* _What is required_
What is needed is an exact copy of the entries below, with the pictures left out.

Element data from apps and pages

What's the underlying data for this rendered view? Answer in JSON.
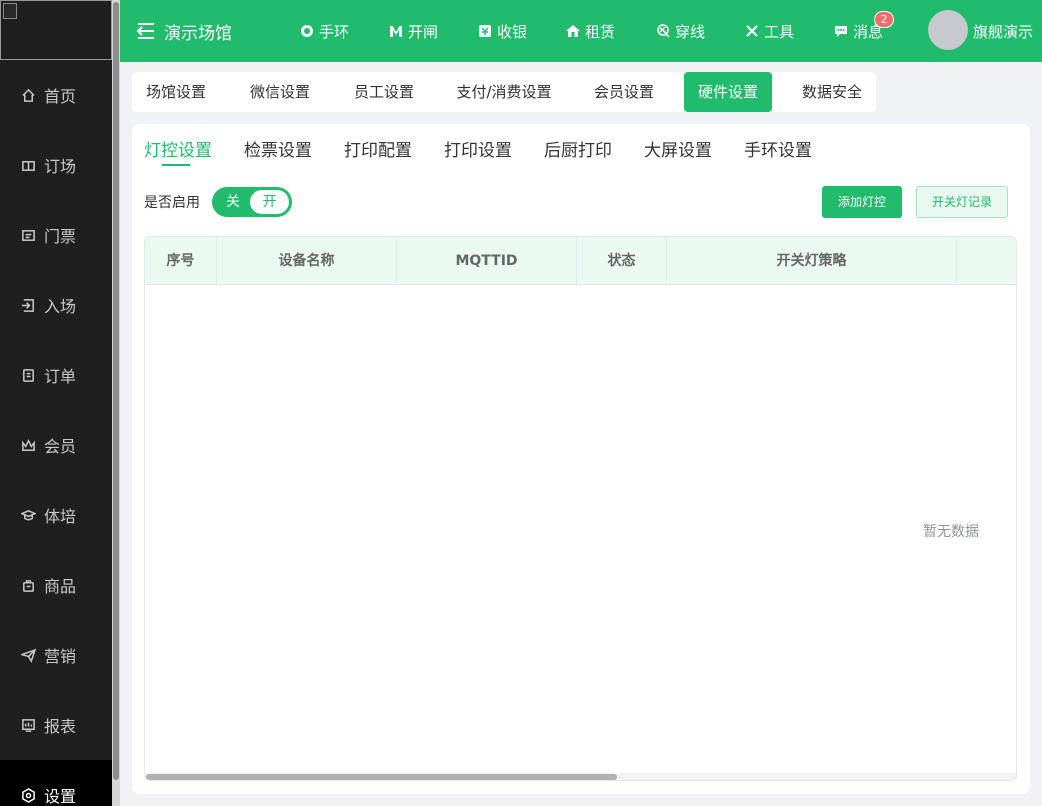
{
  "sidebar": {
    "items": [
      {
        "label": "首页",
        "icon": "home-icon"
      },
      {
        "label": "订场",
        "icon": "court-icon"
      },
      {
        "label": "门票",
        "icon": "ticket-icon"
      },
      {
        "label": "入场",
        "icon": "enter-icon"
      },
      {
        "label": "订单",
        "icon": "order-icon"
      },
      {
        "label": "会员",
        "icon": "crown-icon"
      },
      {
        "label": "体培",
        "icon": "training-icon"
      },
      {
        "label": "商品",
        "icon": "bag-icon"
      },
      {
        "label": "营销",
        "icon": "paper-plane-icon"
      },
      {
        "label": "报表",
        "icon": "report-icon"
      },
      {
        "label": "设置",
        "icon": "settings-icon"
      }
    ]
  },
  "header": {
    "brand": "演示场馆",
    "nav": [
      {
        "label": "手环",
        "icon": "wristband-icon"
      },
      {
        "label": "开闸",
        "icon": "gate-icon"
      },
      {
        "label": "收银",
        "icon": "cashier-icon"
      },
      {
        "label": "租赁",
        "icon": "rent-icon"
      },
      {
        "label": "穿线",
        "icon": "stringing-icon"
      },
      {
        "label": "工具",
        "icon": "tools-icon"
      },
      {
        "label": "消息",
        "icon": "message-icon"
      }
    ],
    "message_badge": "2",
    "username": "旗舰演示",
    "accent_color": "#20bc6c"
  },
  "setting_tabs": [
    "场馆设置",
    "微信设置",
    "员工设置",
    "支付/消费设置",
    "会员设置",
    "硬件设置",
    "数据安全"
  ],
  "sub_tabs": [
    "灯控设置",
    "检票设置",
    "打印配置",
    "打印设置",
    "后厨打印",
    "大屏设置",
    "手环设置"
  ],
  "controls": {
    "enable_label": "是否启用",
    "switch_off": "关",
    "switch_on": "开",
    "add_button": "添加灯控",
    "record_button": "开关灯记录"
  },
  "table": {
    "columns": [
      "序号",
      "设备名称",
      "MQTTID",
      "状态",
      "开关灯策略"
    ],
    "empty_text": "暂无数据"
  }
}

* _Answer area_
What's the underlying data for this rendered view? Answer in JSON.
{
  "sidebar": {
    "items": [
      {
        "label": "首页",
        "icon": "home-icon"
      },
      {
        "label": "订场",
        "icon": "court-icon"
      },
      {
        "label": "门票",
        "icon": "ticket-icon"
      },
      {
        "label": "入场",
        "icon": "enter-icon"
      },
      {
        "label": "订单",
        "icon": "order-icon"
      },
      {
        "label": "会员",
        "icon": "crown-icon"
      },
      {
        "label": "体培",
        "icon": "training-icon"
      },
      {
        "label": "商品",
        "icon": "bag-icon"
      },
      {
        "label": "营销",
        "icon": "paper-plane-icon"
      },
      {
        "label": "报表",
        "icon": "report-icon"
      },
      {
        "label": "设置",
        "icon": "settings-icon"
      }
    ]
  },
  "header": {
    "brand": "演示场馆",
    "nav": [
      {
        "label": "手环",
        "icon": "wristband-icon"
      },
      {
        "label": "开闸",
        "icon": "gate-icon"
      },
      {
        "label": "收银",
        "icon": "cashier-icon"
      },
      {
        "label": "租赁",
        "icon": "rent-icon"
      },
      {
        "label": "穿线",
        "icon": "stringing-icon"
      },
      {
        "label": "工具",
        "icon": "tools-icon"
      },
      {
        "label": "消息",
        "icon": "message-icon"
      }
    ],
    "message_badge": "2",
    "username": "旗舰演示",
    "accent_color": "#20bc6c"
  },
  "setting_tabs": [
    "场馆设置",
    "微信设置",
    "员工设置",
    "支付/消费设置",
    "会员设置",
    "硬件设置",
    "数据安全"
  ],
  "sub_tabs": [
    "灯控设置",
    "检票设置",
    "打印配置",
    "打印设置",
    "后厨打印",
    "大屏设置",
    "手环设置"
  ],
  "controls": {
    "enable_label": "是否启用",
    "switch_off": "关",
    "switch_on": "开",
    "add_button": "添加灯控",
    "record_button": "开关灯记录"
  },
  "table": {
    "columns": [
      "序号",
      "设备名称",
      "MQTTID",
      "状态",
      "开关灯策略"
    ],
    "empty_text": "暂无数据"
  }
}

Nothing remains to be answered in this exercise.